EXERCISE DIRECTIONS. Your response should consist solely of the records, written out exactly.

DATA FOR THIS EXERCISE.
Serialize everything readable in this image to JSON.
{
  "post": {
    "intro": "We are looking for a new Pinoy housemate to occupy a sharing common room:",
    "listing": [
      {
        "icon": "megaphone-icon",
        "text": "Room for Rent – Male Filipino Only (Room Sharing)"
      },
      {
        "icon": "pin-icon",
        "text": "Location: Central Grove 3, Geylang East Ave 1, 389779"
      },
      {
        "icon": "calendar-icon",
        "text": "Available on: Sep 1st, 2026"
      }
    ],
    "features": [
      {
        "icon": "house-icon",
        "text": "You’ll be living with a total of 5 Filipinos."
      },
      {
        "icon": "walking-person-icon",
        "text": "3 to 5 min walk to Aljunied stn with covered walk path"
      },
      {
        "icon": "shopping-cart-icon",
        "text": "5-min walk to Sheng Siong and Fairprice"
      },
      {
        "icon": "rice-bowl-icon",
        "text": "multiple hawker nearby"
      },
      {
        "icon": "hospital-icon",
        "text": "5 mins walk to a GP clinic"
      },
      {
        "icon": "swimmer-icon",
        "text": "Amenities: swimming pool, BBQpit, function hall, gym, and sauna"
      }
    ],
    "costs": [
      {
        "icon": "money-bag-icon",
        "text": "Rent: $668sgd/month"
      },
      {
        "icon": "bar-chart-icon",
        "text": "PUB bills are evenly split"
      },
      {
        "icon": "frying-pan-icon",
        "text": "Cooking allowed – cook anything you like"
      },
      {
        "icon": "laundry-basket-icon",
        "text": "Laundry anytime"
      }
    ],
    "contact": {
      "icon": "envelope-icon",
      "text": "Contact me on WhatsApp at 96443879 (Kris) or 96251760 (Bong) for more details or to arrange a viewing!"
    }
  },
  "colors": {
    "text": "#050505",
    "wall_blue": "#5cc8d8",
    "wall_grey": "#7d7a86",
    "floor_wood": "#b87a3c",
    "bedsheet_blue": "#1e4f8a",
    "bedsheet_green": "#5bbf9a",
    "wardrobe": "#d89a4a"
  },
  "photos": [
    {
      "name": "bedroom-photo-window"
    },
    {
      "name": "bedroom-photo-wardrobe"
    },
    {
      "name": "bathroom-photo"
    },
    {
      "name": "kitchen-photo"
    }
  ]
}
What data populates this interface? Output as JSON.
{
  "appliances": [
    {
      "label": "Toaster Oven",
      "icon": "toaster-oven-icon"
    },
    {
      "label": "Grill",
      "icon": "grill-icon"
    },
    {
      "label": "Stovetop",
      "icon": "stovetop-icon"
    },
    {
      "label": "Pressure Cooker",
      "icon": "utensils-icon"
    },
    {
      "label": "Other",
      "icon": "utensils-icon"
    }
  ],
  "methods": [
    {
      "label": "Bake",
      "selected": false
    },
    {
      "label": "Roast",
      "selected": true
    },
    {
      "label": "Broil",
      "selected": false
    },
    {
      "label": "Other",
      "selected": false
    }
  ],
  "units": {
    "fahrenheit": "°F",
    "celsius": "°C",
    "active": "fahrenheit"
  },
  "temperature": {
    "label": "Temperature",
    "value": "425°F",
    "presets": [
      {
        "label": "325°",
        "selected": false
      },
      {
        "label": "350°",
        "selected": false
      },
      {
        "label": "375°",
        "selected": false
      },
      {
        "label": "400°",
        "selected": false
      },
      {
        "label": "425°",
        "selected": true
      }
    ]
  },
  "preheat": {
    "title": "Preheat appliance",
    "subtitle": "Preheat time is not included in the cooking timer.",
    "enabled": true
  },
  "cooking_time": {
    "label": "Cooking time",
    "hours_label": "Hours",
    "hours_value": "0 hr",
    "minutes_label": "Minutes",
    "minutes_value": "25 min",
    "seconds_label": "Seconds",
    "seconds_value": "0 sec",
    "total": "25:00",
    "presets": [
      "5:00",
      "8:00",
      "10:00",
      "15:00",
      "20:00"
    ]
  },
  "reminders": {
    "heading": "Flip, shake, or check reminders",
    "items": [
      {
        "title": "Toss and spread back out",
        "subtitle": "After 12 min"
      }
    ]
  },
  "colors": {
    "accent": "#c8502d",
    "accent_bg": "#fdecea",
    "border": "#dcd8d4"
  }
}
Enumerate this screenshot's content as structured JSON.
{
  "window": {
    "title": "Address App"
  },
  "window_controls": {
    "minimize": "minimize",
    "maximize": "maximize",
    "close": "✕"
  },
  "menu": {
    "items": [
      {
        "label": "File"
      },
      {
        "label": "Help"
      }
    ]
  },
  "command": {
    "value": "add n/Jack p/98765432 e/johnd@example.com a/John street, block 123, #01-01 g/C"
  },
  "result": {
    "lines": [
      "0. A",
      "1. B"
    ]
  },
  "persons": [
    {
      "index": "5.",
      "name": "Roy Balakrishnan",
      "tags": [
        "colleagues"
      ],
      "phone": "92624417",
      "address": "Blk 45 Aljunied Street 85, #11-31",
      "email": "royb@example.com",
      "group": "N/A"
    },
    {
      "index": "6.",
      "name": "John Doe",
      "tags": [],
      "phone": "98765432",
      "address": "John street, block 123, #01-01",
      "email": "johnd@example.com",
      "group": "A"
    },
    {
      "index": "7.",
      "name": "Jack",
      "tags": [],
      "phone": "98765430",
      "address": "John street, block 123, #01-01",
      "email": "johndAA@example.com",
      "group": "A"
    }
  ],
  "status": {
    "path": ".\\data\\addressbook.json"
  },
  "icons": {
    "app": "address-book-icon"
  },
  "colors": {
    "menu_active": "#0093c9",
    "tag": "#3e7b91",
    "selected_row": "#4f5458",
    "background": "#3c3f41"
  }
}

TASK RESPONSE.
Serialize everything readable in this image to JSON.
{
  "post": {
    "intro": "We are looking for a new Pinoy housemate to occupy a sharing common room:",
    "listing": [
      {
        "icon": "megaphone-icon",
        "text": "Room for Rent – Male Filipino Only (Room Sharing)"
      },
      {
        "icon": "pin-icon",
        "text": "Location: Central Grove 3, Geylang East Ave 1, 389779"
      },
      {
        "icon": "calendar-icon",
        "text": "Available on: Sep 1st, 2026"
      }
    ],
    "features": [
      {
        "icon": "house-icon",
        "text": "You’ll be living with a total of 5 Filipinos."
      },
      {
        "icon": "walking-person-icon",
        "text": "3 to 5 min walk to Aljunied stn with covered walk path"
      },
      {
        "icon": "shopping-cart-icon",
        "text": "5-min walk to Sheng Siong and Fairprice"
      },
      {
        "icon": "rice-bowl-icon",
        "text": "multiple hawker nearby"
      },
      {
        "icon": "hospital-icon",
        "text": "5 mins walk to a GP clinic"
      },
      {
        "icon": "swimmer-icon",
        "text": "Amenities: swimming pool, BBQpit, function hall, gym, and sauna"
      }
    ],
    "costs": [
      {
        "icon": "money-bag-icon",
        "text": "Rent: $668sgd/month"
      },
      {
        "icon": "bar-chart-icon",
        "text": "PUB bills are evenly split"
      },
      {
        "icon": "frying-pan-icon",
        "text": "Cooking allowed – cook anything you like"
      },
      {
        "icon": "laundry-basket-icon",
        "text": "Laundry anytime"
      }
    ],
    "contact": {
      "icon": "envelope-icon",
      "text": "Contact me on WhatsApp at 96443879 (Kris) or 96251760 (Bong) for more details or to arrange a viewing!"
    }
  },
  "colors": {
    "text": "#050505",
    "wall_blue": "#5cc8d8",
    "wall_grey": "#7d7a86",
    "floor_wood": "#b87a3c",
    "bedsheet_blue": "#1e4f8a",
    "bedsheet_green": "#5bbf9a",
    "wardrobe": "#d89a4a"
  },
  "photos": [
    {
      "name": "bedroom-photo-window"
    },
    {
      "name": "bedroom-photo-wardrobe"
    },
    {
      "name": "bathroom-photo"
    },
    {
      "name": "kitchen-photo"
    }
  ]
}
What data populates this interface? Output as JSON.
{
  "appliances": [
    {
      "label": "Toaster Oven",
      "icon": "toaster-oven-icon"
    },
    {
      "label": "Grill",
      "icon": "grill-icon"
    },
    {
      "label": "Stovetop",
      "icon": "stovetop-icon"
    },
    {
      "label": "Pressure Cooker",
      "icon": "utensils-icon"
    },
    {
      "label": "Other",
      "icon": "utensils-icon"
    }
  ],
  "methods": [
    {
      "label": "Bake",
      "selected": false
    },
    {
      "label": "Roast",
      "selected": true
    },
    {
      "label": "Broil",
      "selected": false
    },
    {
      "label": "Other",
      "selected": false
    }
  ],
  "units": {
    "fahrenheit": "°F",
    "celsius": "°C",
    "active": "fahrenheit"
  },
  "temperature": {
    "label": "Temperature",
    "value": "425°F",
    "presets": [
      {
        "label": "325°",
        "selected": false
      },
      {
        "label": "350°",
        "selected": false
      },
      {
        "label": "375°",
        "selected": false
      },
      {
        "label": "400°",
        "selected": false
      },
      {
        "label": "425°",
        "selected": true
      }
    ]
  },
  "preheat": {
    "title": "Preheat appliance",
    "subtitle": "Preheat time is not included in the cooking timer.",
    "enabled": true
  },
  "cooking_time": {
    "label": "Cooking time",
    "hours_label": "Hours",
    "hours_value": "0 hr",
    "minutes_label": "Minutes",
    "minutes_value": "25 min",
    "seconds_label": "Seconds",
    "seconds_value": "0 sec",
    "total": "25:00",
    "presets": [
      "5:00",
      "8:00",
      "10:00",
      "15:00",
      "20:00"
    ]
  },
  "reminders": {
    "heading": "Flip, shake, or check reminders",
    "items": [
      {
        "title": "Toss and spread back out",
        "subtitle": "After 12 min"
      }
    ]
  },
  "colors": {
    "accent": "#c8502d",
    "accent_bg": "#fdecea",
    "border": "#dcd8d4"
  }
}
Enumerate this screenshot's content as structured JSON.
{
  "window": {
    "title": "Address App"
  },
  "window_controls": {
    "minimize": "minimize",
    "maximize": "maximize",
    "close": "✕"
  },
  "menu": {
    "items": [
      {
        "label": "File"
      },
      {
        "label": "Help"
      }
    ]
  },
  "command": {
    "value": "add n/Jack p/98765432 e/johnd@example.com a/John street, block 123, #01-01 g/C"
  },
  "result": {
    "lines": [
      "0. A",
      "1. B"
    ]
  },
  "persons": [
    {
      "index": "5.",
      "name": "Roy Balakrishnan",
      "tags": [
        "colleagues"
      ],
      "phone": "92624417",
      "address": "Blk 45 Aljunied Street 85, #11-31",
      "email": "royb@example.com",
      "group": "N/A"
    },
    {
      "index": "6.",
      "name": "John Doe",
      "tags": [],
      "phone": "98765432",
      "address": "John street, block 123, #01-01",
      "email": "johnd@example.com",
      "group": "A"
    },
    {
      "index": "7.",
      "name": "Jack",
      "tags": [],
      "phone": "98765430",
      "address": "John street, block 123, #01-01",
      "email": "johndAA@example.com",
      "group": "A"
    }
  ],
  "status": {
    "path": ".\\data\\addressbook.json"
  },
  "icons": {
    "app": "address-book-icon"
  },
  "colors": {
    "menu_active": "#0093c9",
    "tag": "#3e7b91",
    "selected_row": "#4f5458",
    "background": "#3c3f41"
  }
}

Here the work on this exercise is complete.